Secondary School Athletic Trainers' E-News
Mar. 18, 2015

NATA2015 is a great opportunity to network with your peers and learn new ways to succeed as a secondary school AT! Don't miss the Secondary School Athletic Trainers' Committee Session "Effective Communication and Ethical Behavior in the Secondary School Setting," on Thursday, June 25 from 5-7 p.m. The session will include discussions on ethics in the secondary school setting with Stuart Yoak, PhD, Executive Director for the Association for Practical and Professional Ethics; "Navigating the Parent Trap" with Kathy Thornton, MS, ATC, CSCS, PES, Southcoast Health; and a case study "Advocating for the AT in the Secondary School Setting" with Barbara Barber, PhD, ATC, University of North Carolina at Chapel Hill.

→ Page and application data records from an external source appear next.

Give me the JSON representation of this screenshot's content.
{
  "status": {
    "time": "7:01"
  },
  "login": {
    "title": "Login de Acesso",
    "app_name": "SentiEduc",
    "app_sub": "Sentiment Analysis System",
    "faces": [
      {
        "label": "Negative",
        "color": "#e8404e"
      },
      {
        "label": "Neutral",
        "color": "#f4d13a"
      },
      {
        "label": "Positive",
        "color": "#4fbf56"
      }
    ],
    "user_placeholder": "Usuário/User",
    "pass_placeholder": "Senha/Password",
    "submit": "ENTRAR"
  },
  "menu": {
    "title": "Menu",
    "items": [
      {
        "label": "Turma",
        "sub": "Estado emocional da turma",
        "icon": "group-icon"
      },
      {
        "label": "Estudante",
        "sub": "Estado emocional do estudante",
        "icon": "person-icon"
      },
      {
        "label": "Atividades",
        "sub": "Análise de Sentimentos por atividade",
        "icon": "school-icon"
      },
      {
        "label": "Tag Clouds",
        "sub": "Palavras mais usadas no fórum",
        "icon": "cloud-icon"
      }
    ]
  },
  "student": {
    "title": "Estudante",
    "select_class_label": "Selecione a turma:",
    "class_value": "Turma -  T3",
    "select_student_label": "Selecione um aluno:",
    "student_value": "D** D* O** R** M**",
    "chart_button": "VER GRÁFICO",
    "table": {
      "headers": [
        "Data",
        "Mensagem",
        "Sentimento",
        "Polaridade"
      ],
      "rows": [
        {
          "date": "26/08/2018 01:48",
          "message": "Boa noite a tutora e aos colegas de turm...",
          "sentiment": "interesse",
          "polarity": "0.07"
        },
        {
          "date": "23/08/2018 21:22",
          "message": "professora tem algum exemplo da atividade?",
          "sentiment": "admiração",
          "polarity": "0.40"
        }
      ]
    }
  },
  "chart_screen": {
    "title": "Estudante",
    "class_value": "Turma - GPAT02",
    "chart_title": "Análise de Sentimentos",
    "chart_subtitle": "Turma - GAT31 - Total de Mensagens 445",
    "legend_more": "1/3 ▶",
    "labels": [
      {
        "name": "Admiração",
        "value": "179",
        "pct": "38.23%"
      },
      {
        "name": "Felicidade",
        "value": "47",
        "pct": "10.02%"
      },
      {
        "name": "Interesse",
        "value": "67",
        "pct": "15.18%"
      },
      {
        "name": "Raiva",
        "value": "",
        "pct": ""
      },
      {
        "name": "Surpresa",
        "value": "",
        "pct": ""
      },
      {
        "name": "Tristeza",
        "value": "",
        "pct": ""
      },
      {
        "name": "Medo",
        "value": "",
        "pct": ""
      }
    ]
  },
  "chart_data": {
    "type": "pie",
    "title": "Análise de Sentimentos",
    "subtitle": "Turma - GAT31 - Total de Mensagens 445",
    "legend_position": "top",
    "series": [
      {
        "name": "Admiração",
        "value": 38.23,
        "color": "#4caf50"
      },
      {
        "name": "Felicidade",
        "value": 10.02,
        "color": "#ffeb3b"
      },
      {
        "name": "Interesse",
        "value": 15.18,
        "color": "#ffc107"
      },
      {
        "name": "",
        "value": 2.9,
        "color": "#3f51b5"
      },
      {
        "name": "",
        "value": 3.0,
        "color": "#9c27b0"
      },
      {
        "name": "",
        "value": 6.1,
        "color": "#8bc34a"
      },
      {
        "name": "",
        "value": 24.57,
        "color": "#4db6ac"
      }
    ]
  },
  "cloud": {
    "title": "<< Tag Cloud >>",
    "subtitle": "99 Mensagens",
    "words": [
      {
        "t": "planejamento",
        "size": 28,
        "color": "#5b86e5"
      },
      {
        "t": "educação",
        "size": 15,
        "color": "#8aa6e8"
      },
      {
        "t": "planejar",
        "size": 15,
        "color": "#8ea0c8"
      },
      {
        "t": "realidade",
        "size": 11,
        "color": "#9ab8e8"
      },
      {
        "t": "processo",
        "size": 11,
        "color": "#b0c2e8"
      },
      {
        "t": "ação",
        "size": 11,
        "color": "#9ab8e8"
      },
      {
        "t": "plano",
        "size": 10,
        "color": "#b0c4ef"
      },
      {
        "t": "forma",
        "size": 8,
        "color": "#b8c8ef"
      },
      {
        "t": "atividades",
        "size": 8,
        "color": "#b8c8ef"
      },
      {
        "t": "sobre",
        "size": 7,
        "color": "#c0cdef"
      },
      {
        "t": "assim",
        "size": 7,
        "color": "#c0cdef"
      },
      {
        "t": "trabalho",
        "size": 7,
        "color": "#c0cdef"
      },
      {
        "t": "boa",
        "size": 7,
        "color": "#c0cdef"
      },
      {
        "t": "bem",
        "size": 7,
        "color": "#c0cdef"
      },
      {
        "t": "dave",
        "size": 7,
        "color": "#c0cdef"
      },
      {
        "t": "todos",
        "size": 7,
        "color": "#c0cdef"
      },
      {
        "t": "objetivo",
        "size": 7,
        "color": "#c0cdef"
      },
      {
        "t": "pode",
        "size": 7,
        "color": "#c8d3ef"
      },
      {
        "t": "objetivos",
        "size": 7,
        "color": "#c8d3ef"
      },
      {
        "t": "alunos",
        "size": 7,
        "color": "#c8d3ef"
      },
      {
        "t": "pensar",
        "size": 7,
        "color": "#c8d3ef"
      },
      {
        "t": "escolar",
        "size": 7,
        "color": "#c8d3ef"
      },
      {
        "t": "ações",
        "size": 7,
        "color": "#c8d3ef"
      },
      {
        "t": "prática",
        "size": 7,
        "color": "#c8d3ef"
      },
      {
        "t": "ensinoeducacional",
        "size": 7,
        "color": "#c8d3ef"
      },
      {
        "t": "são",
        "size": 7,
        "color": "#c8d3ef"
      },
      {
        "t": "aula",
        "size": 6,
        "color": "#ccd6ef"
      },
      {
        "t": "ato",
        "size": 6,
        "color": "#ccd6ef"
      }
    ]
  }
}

More

Summit Recap
Health care professionals and youth sports safety advocates convened in Dallas, Texas on March 2 for the sixth annual Youth Sports Safety Summit. Hosted by NATA and The Youth Sports Safety Alliance, the 2015 Youth Sports Safety Summit offered a unique opportunity for discussion, education and collaboration on ways to keep our young athletes safe. Read more about this year's exciting event on NATA Now. More

Pre-Workout Supplements: Good, Bad and Ugly
Pre-workout supplements are a popular topic among young athletes, but there is no regulation on the safety of these products. Listen to My Sports Dietitian's Tavis Piattoly's podcast here for more information on pre-workout supplements, including an overview of the supplement industry and rating of several products. More

Casey Christy, MA, ATC, CSCS District 2 Representative, NATA Secondary School Athletic Trainers Committee
Here are some more simple tips to educate your school community about the role of the certified athletic trainer, and to promote the profession:

Use the Community Cable TV Channel: Many school districts have access to a local cable station to broadcast content. The athletic trainer can offer tips for hydration in the fall, nutrition advice in the winter, and muscle strain care in the spring. If athletic events are broadcast, ask a technology teacher to help you create a "Sports Medicine Minute" for breaks in the action (halftime, between innings, etc).

Speak to Parent Groups: Schools usually have a parent athletic association that meets regularly. Volunteer to speak about your role and offer a visit to the athletic training facility. Include a hands-on demo such as how vacuum splints work or exercises to prevent lower back pain.

Create a Website: Post information here as another resource for the community. Content can include injury care and nutrition tips, athletic training policies, and even a short bio. For an example, go to, click on "athletics," then "athletic trainer."

Create a Mission Statement: A mission statement informs parents, coaches, athletes and administrators of your treatment philosophy. Put it on your website, your office door or on the back of your business card. Here's an example: "Our mission is to provide the best possible health care to our injured student-athletes. We focus on educating the athlete and employing the latest treatment and rehabilitation techniques. We strive to return injured athletes back to participation in the shortest but safest time frame, placing their overall health and safety above all else."

Be Professional: Maintain appropriate appearance, hygiene and conduct. Communication researchers say within the first 10 seconds of contact, people will form many impressions about you, including: Are you visually clean, credible, confident and courteous? Remember, if you look and act professionally, most people will treat you as such. More